Gansmann: What did we do wrong?
Ryan Summerlin March 20, 2013
We were born in the 1940s, ’50s and early ’60s.
We had two parents, both of whom grew up during the depression and WWII.
We came from meager means. We received life values from our parents and teachers.
We grew up in civil societies where free individuals thrived and communities flourished.
We graduated from high school in four years. If we had a car, we paid for it.
Many of us were the first in our families to go to and graduate from college, but we paid for most of those expenses ourselves.
We started families and instilled the same values in them as our parents did in us.
We worked at jobs that were available. We were happy with what we made and the opportunity for advancement. We wanted equal opportunity – not equal results
We saved for big-ticket items before buying them.
Some of us started businesses to meet the needs and wants of others.
Our success came from working longer hours and smarter than others.
Out success didn’t come at the expense of everyone else.
We donated our money and time to charities and local governments. We still do this.
We are nearing retirement and are now told we didn’t do all of this on our own.
We are told to give more of what we make to the government, so they can share it with others and keep getting our representatives re-elected to keep their jobs.

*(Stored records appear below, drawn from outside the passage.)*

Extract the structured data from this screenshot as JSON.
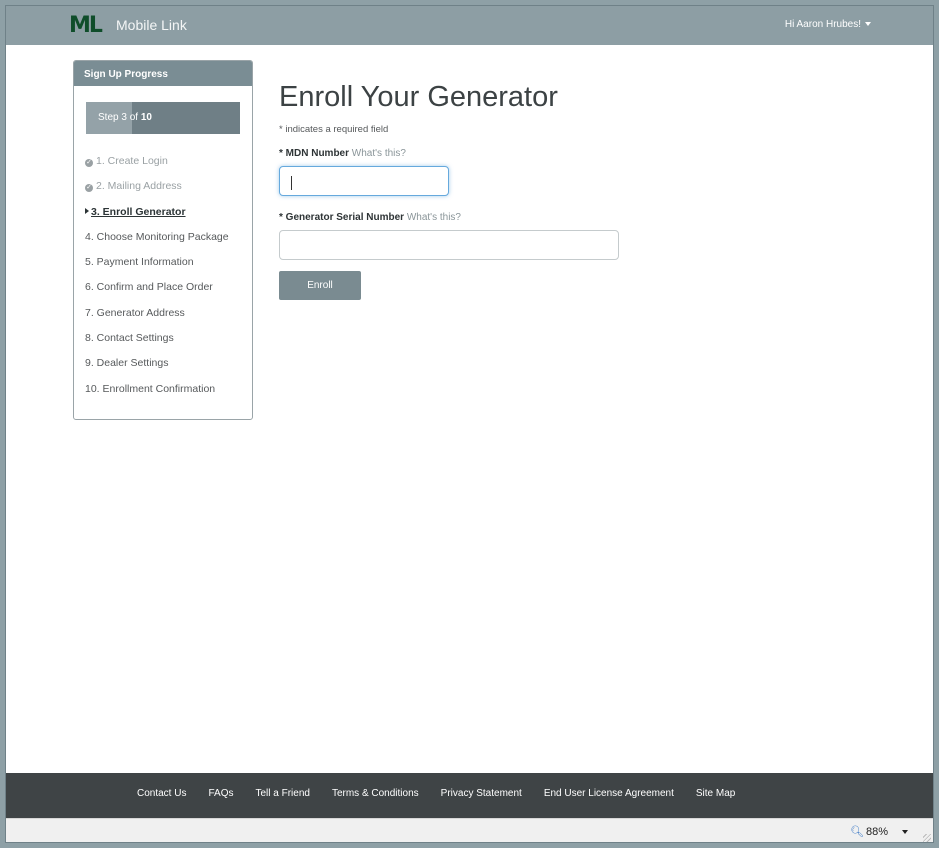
{
  "header": {
    "logo_letters": "ML",
    "brand_name": "Mobile Link",
    "user_greeting": "Hi Aaron Hrubes!"
  },
  "sidebar": {
    "title": "Sign Up Progress",
    "step_prefix": "Step 3 of ",
    "step_total": "10",
    "step_progress_fraction": 0.3,
    "steps": [
      {
        "label": "1. Create Login",
        "state": "done"
      },
      {
        "label": "2. Mailing Address",
        "state": "done"
      },
      {
        "label": "3. Enroll Generator",
        "state": "current"
      },
      {
        "label": "4. Choose Monitoring Package",
        "state": "pending"
      },
      {
        "label": "5. Payment Information",
        "state": "pending"
      },
      {
        "label": "6. Confirm and Place Order",
        "state": "pending"
      },
      {
        "label": "7. Generator Address",
        "state": "pending"
      },
      {
        "label": "8. Contact Settings",
        "state": "pending"
      },
      {
        "label": "9. Dealer Settings",
        "state": "pending"
      },
      {
        "label": "10. Enrollment Confirmation",
        "state": "pending"
      }
    ]
  },
  "main": {
    "title": "Enroll Your Generator",
    "required_note": "* indicates a required field",
    "mdn": {
      "label": "* MDN Number",
      "help": "What's this?",
      "value": ""
    },
    "serial": {
      "label": "* Generator Serial Number",
      "help": "What's this?",
      "value": ""
    },
    "submit_label": "Enroll"
  },
  "footer": {
    "links": [
      "Contact Us",
      "FAQs",
      "Tell a Friend",
      "Terms & Conditions",
      "Privacy Statement",
      "End User License Agreement",
      "Site Map"
    ]
  },
  "statusbar": {
    "zoom": "88%"
  },
  "colors": {
    "nav": "#8d9ea4",
    "footer": "#3f4446",
    "button": "#7a8b91",
    "focus": "#66a9dd"
  }
}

Our reward is to pay much more in taxes than average – over 13 percent more in 2013.
What did we do wrong?
Ken Gansmann, Silverthorne